The Cameron film Avatar has overtaken the Cameron-epic Titanic as the highest grossing film ever with global box office receipts of £1.15 billion. (Titanic’s takings had finally petered out £1.14 billion.)
The news has arrived even as I am still digesting the meeting I attended yesterday on how the nexus between the Indian government and international corporations is leading to a plunder of the rich mineral resources of the Indian states of Orissa, Chhatisgarh and Jharkhand. The talk was organised by a bunch of activist students of SOAS at the university itself.
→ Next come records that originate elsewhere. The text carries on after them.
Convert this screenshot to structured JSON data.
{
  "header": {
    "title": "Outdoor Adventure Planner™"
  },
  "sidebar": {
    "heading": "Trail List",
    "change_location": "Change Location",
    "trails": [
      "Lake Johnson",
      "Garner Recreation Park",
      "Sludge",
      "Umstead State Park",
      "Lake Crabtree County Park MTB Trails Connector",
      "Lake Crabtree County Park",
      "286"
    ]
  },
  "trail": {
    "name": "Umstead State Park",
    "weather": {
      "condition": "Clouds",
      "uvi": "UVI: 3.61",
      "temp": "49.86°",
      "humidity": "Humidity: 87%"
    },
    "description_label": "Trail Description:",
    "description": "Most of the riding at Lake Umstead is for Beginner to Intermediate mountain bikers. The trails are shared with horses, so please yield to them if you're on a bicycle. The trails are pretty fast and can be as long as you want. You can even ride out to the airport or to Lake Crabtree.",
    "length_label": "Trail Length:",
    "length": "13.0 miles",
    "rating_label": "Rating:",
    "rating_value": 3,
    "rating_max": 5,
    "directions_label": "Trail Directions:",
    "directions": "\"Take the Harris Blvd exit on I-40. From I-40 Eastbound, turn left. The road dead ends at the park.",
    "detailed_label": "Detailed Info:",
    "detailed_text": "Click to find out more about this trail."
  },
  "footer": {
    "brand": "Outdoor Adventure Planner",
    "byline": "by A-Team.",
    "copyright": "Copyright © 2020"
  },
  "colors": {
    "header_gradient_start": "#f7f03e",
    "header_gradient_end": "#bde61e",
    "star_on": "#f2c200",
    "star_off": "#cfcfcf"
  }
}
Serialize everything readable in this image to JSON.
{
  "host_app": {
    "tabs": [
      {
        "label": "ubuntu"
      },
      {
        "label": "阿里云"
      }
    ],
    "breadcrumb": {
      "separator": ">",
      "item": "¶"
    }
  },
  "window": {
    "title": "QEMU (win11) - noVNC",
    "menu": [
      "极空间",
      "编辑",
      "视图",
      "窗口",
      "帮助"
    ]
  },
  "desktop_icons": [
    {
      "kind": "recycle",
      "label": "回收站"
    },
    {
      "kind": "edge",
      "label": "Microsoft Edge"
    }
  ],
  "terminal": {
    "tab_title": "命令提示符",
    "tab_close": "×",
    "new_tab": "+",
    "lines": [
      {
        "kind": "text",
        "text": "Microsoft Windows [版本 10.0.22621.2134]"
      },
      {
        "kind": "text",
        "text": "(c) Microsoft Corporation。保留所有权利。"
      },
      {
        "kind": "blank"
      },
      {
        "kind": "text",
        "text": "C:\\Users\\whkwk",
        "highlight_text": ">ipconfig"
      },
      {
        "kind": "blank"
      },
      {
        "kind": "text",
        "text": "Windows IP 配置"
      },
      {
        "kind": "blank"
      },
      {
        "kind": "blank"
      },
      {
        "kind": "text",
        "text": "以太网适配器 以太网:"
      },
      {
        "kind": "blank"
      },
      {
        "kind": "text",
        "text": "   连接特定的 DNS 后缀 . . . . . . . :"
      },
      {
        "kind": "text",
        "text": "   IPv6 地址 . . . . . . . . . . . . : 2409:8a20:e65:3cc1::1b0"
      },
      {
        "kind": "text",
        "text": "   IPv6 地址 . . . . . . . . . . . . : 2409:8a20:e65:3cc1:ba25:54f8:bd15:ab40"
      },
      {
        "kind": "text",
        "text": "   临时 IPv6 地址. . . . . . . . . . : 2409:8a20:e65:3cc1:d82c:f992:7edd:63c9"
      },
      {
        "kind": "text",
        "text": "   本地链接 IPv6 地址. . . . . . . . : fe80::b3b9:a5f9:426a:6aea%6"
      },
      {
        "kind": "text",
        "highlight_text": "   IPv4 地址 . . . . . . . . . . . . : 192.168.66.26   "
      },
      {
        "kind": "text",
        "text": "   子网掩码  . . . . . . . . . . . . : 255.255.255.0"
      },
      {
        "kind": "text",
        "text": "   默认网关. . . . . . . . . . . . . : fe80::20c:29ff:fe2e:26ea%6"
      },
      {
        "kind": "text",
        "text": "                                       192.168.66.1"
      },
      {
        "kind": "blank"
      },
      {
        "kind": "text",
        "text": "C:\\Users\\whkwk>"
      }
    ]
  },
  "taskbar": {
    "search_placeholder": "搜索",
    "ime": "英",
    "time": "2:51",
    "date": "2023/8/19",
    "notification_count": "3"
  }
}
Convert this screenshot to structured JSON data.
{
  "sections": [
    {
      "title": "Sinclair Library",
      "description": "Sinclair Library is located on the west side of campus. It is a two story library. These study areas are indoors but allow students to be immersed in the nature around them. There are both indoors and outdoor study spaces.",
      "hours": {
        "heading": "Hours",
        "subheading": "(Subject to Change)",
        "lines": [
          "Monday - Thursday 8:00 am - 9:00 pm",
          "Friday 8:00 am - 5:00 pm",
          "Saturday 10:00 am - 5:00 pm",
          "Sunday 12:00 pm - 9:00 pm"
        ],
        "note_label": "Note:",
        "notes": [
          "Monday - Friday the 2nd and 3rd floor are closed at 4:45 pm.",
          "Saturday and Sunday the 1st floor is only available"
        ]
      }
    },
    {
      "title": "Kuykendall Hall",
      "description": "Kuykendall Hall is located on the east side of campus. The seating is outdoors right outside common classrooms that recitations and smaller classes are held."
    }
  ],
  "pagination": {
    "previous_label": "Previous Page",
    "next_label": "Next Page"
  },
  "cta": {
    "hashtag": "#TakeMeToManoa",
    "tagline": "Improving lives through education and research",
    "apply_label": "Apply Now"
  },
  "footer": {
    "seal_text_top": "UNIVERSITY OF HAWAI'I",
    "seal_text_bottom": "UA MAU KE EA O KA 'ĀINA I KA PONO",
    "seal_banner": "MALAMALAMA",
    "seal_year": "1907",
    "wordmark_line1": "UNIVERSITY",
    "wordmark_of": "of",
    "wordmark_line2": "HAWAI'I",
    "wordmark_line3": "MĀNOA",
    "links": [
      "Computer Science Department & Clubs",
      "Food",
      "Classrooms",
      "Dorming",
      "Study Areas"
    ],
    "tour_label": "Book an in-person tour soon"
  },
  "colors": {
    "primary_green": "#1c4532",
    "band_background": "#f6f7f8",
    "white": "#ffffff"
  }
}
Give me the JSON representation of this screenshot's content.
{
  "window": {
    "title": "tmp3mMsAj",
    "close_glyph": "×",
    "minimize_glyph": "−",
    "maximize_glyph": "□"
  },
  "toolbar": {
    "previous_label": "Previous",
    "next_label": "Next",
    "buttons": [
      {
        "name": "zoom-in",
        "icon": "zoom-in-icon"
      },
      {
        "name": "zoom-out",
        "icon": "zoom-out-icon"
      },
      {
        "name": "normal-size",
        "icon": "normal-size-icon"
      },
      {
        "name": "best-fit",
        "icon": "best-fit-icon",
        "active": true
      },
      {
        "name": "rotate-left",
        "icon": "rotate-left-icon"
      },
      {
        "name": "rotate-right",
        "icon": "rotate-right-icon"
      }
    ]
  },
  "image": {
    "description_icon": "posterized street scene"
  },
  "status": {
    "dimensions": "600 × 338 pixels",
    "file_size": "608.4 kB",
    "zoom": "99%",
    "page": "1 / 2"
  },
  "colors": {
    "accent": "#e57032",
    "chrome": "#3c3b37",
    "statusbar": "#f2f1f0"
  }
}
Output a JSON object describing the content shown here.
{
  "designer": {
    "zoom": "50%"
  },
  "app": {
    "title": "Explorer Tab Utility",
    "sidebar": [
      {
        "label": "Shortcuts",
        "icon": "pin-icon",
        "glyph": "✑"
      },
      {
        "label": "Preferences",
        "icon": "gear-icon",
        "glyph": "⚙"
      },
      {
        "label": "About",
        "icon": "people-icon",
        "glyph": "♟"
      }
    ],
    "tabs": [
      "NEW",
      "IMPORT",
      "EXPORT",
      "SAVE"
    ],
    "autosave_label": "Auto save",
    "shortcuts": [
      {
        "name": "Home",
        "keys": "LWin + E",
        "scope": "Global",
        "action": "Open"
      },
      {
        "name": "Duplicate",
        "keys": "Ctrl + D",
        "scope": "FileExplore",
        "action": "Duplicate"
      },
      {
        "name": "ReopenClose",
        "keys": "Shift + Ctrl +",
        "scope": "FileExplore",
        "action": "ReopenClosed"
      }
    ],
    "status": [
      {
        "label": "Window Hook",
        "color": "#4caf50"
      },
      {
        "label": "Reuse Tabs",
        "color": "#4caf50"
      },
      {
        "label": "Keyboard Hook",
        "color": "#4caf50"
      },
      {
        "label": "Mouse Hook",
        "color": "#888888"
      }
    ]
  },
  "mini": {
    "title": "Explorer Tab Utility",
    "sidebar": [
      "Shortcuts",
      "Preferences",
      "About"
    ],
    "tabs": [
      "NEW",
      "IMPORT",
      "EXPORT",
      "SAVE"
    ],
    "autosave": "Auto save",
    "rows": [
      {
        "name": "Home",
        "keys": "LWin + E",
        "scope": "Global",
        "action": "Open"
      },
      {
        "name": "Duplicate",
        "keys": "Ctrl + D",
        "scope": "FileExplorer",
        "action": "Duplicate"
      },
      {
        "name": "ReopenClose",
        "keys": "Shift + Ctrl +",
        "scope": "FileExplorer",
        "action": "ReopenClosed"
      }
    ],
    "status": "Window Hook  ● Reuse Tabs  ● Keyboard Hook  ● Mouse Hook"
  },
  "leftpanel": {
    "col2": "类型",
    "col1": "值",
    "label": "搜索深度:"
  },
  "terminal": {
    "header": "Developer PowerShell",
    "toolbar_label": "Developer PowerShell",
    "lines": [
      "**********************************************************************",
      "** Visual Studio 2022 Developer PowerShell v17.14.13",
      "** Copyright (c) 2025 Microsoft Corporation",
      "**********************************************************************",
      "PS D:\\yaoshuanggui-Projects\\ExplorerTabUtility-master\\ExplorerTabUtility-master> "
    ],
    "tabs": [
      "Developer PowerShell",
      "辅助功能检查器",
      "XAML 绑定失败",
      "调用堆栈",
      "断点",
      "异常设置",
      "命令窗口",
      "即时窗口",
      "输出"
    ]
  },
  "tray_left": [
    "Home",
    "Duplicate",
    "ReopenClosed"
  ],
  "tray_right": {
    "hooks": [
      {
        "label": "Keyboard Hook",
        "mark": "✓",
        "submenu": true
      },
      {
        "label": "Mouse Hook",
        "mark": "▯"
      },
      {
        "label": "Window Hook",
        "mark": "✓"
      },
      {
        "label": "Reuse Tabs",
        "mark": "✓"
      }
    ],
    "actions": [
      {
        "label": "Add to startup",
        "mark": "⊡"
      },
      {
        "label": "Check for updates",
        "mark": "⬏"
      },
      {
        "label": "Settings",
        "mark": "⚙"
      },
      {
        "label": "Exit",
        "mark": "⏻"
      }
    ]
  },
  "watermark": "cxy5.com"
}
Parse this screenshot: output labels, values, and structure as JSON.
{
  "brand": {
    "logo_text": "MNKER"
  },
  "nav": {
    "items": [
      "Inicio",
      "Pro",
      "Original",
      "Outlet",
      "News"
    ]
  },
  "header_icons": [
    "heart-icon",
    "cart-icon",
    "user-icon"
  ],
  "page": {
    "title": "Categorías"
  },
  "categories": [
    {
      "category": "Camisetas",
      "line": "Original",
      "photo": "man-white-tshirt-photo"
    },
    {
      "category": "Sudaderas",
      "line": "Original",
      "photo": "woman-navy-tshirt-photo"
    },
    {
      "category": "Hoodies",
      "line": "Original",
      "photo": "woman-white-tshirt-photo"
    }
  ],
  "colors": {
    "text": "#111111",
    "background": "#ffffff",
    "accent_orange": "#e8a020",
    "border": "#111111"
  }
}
So this is what is happening: Mining companies have found a region with mouth-watering minerals in the middle of India. They’d love to get their hands on it. All’s well except for some pesky tribals who have been living there for centuries. Yes, they want development but one that is sustainable and in which they have a say. The corporations think otherwise. Struggle ensues and abuse of the tribal community follows.
Sounds similar? But not quite. Apart from the fact that the Indian tribal communities are not bioluminiscent blue and are evidently tailless - there will be no decisive war between the evil corporation and the innocent tribals (with some timely help from three-horned rhinos tipping the scales in favour of the latter). Cameron made his job easy by taking us to a foreign land inhabited by aliens. The tribes owned that land, and a company from elsewhere wanted to plunder it. It was neat banal binary.
But what we are experiencing in India is more complex. It isn’t just some alien company arriving out of nowhere taking away the lands of the tribal communities. These foreign companies are coming in with the express permission of the Indian government, which technically represents the tribes as well. It has the authority to decide what kind of development it wants for these regions – and it has decided, rightly or wrongly, that industrial development is the way to go. And we cannot deny that other parts of India, other communities, other classes, stand to benefit from this growth (at least in the short-run).
The struggle in India, unlike the one in planet Pandora, is one about different people in the same country having a different vision for development. It isn’t just a question of throwing one or two British corporations out of Orissa and West Bengal. The government will bring in others, perhaps Indian companies, for the job. Will that be somehow better?
The question is not about corporations. It is about what vision of development do different communities and classes of India have, how to make sure that all voices are heard in the discussion, how do we arrive at a consensus, and when the final decision is made who is asked to sacrifice.
Unfortunately, no timely appearance of three-horned rhinos will help us arrive at an answer to this one.